- _Task item_
Search the records for the string "JSON" and copy every line in which it appears.

··· Data for the task ···

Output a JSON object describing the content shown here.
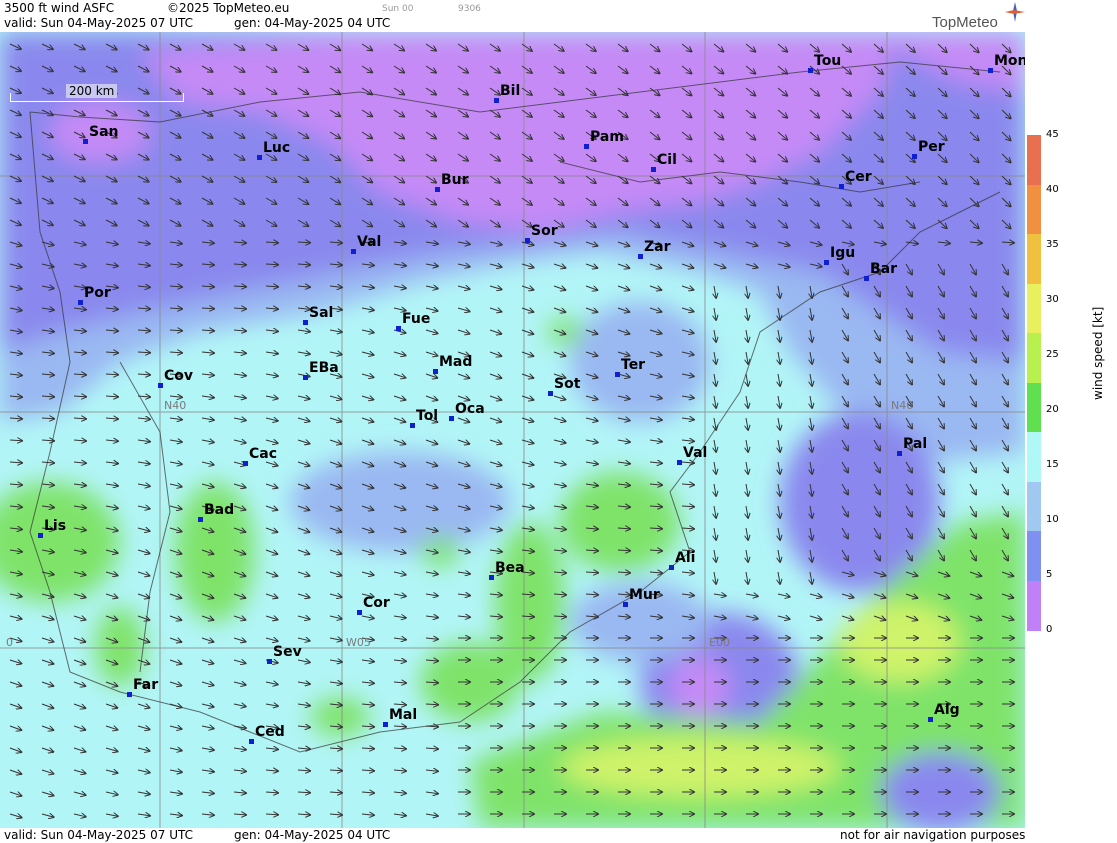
{
  "header": {
    "product": "3500 ft wind ASFC",
    "copyright": "©2025 TopMeteo.eu",
    "valid": "valid:  Sun  04-May-2025  07 UTC",
    "gen": "gen: 04-May-2025 04 UTC",
    "run": "Sun 00",
    "code": "9306",
    "logo": "TopMeteo"
  },
  "footer": {
    "valid": "valid:  Sun  04-May-2025  07 UTC",
    "gen": "gen: 04-May-2025 04 UTC",
    "disclaimer": "not for air navigation purposes"
  },
  "scale_bar": "200 km",
  "grid_labels": {
    "n40": "N40",
    "w05": "W05",
    "e00": "E00",
    "w10": "0"
  },
  "legend": {
    "unit": "wind speed [kt]",
    "ticks": [
      "45",
      "40",
      "35",
      "30",
      "25",
      "20",
      "15",
      "10",
      "5",
      "0"
    ],
    "colors": [
      "#e87050",
      "#f09040",
      "#f0c040",
      "#e8f060",
      "#b8f050",
      "#60e050",
      "#b0f8f8",
      "#a0c8f0",
      "#8090f0",
      "#c080f8"
    ]
  },
  "colors": {
    "purple": "#c58af6",
    "violet": "#8a88ee",
    "blue": "#9ab8f2",
    "cyan": "#b2f5f7",
    "green": "#7fe36a",
    "yellowgreen": "#cff36a"
  },
  "cities": [
    {
      "name": "San"
    },
    {
      "name": "Luc"
    },
    {
      "name": "Bil"
    },
    {
      "name": "Pam"
    },
    {
      "name": "Cil"
    },
    {
      "name": "Tou"
    },
    {
      "name": "Mon"
    },
    {
      "name": "Per"
    },
    {
      "name": "Cer"
    },
    {
      "name": "Bur"
    },
    {
      "name": "Val"
    },
    {
      "name": "Sor"
    },
    {
      "name": "Zar"
    },
    {
      "name": "Igu"
    },
    {
      "name": "Bar"
    },
    {
      "name": "Por"
    },
    {
      "name": "Sal"
    },
    {
      "name": "Fue"
    },
    {
      "name": "Cov"
    },
    {
      "name": "EBa"
    },
    {
      "name": "Mad"
    },
    {
      "name": "Sot"
    },
    {
      "name": "Ter"
    },
    {
      "name": "Tol"
    },
    {
      "name": "Oca"
    },
    {
      "name": "Pal"
    },
    {
      "name": "Cac"
    },
    {
      "name": "Val"
    },
    {
      "name": "Lis"
    },
    {
      "name": "Bad"
    },
    {
      "name": "Ali"
    },
    {
      "name": "Bea"
    },
    {
      "name": "Cor"
    },
    {
      "name": "Mur"
    },
    {
      "name": "Sev"
    },
    {
      "name": "Far"
    },
    {
      "name": "Alg"
    },
    {
      "name": "Mal"
    },
    {
      "name": "Ced"
    }
  ]
}
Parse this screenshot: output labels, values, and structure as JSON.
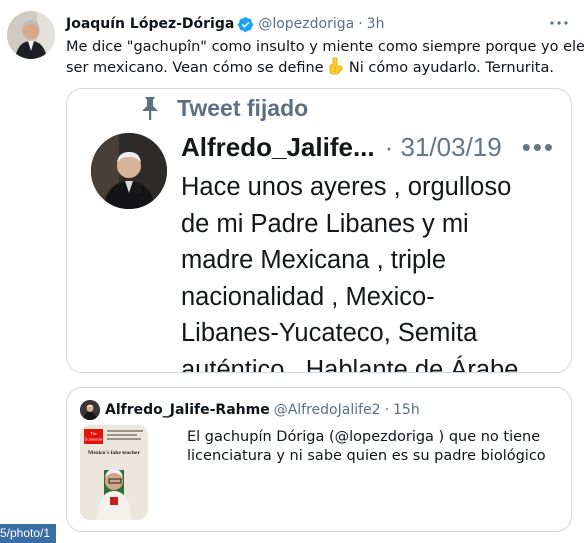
{
  "tweet": {
    "author_name": "Joaquín López-Dóriga",
    "handle": "@lopezdoriga",
    "separator": "·",
    "time": "3h",
    "text_line1": "Me dice \"gachupîn\" como insulto y miente como siempre porque yo elegí",
    "text_line2_before": "ser mexicano. Vean cómo se define",
    "text_line2_after": "Ni cómo ayudarlo. Ternurita."
  },
  "embedded_image": {
    "pinned_label": "Tweet fijado",
    "name": "Alfredo_Jalife...",
    "date": "· 31/03/19",
    "more": "•••",
    "lines": [
      "Hace unos ayeres , orgulloso",
      "de mi Padre Libanes y mi",
      "madre Mexicana , triple",
      "nacionalidad , Mexico-",
      "Libanes-Yucateco, Semita",
      "auténtico , Hablante de Árabe"
    ]
  },
  "quote": {
    "name": "Alfredo_Jalife-Rahme",
    "handle": "@AlfredoJalife2",
    "separator": "·",
    "time": "15h",
    "text": "El gachupín Dóriga (@lopezdoriga )  que no tiene licenciatura y ni sabe quien es su padre biológico",
    "thumb_title_1": "The",
    "thumb_title_2": "Economist",
    "thumb_caption": "Mexico's fake teacher"
  },
  "url_badge": "5/photo/1",
  "colors": {
    "verified": "#1da1f2",
    "secondary_text": "#5b7083",
    "economist_red": "#e3120b"
  },
  "icons": [
    "verified-badge-icon",
    "more-icon",
    "pin-icon",
    "pointing-down-emoji"
  ]
}
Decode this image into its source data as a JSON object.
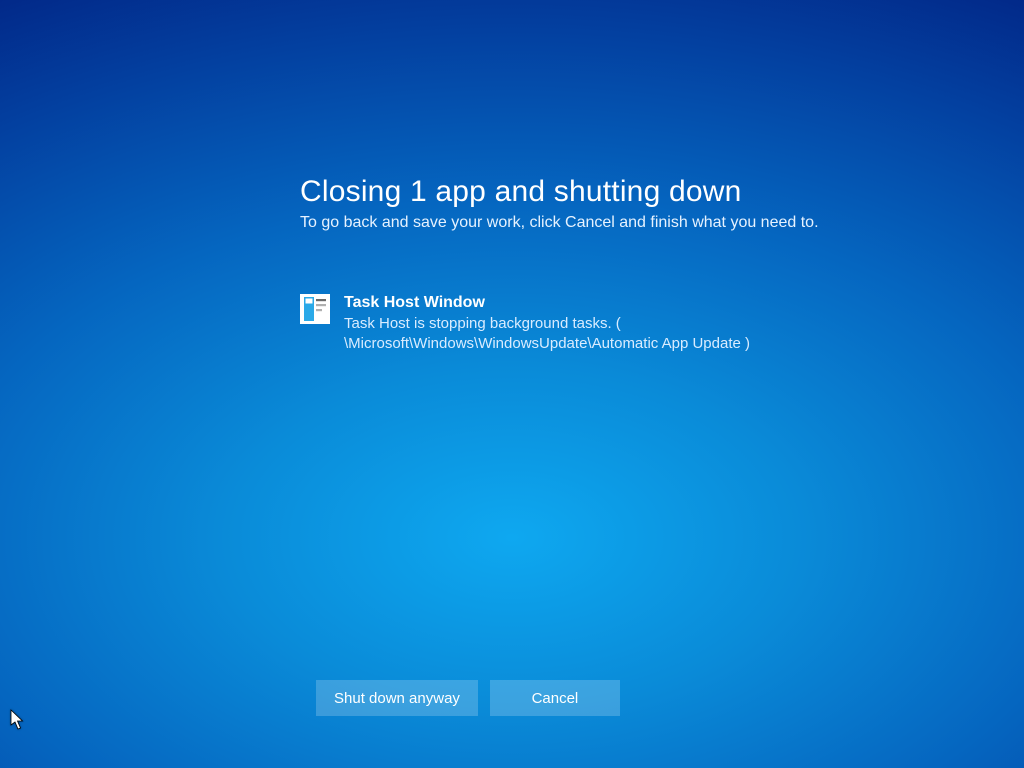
{
  "header": {
    "title": "Closing 1 app and shutting down",
    "subtitle": "To go back and save your work, click Cancel and finish what you need to."
  },
  "apps": [
    {
      "name": "Task Host Window",
      "description": "Task Host is stopping background tasks. ( \\Microsoft\\Windows\\WindowsUpdate\\Automatic App Update )",
      "icon": "task-host-icon"
    }
  ],
  "buttons": {
    "shutdown": "Shut down anyway",
    "cancel": "Cancel"
  }
}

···

- _Completed task_
Output a JSON object describing the content shown here.
Parse this screenshot: output labels, values, and structure as JSON.
Decode this image into its source data as a JSON object.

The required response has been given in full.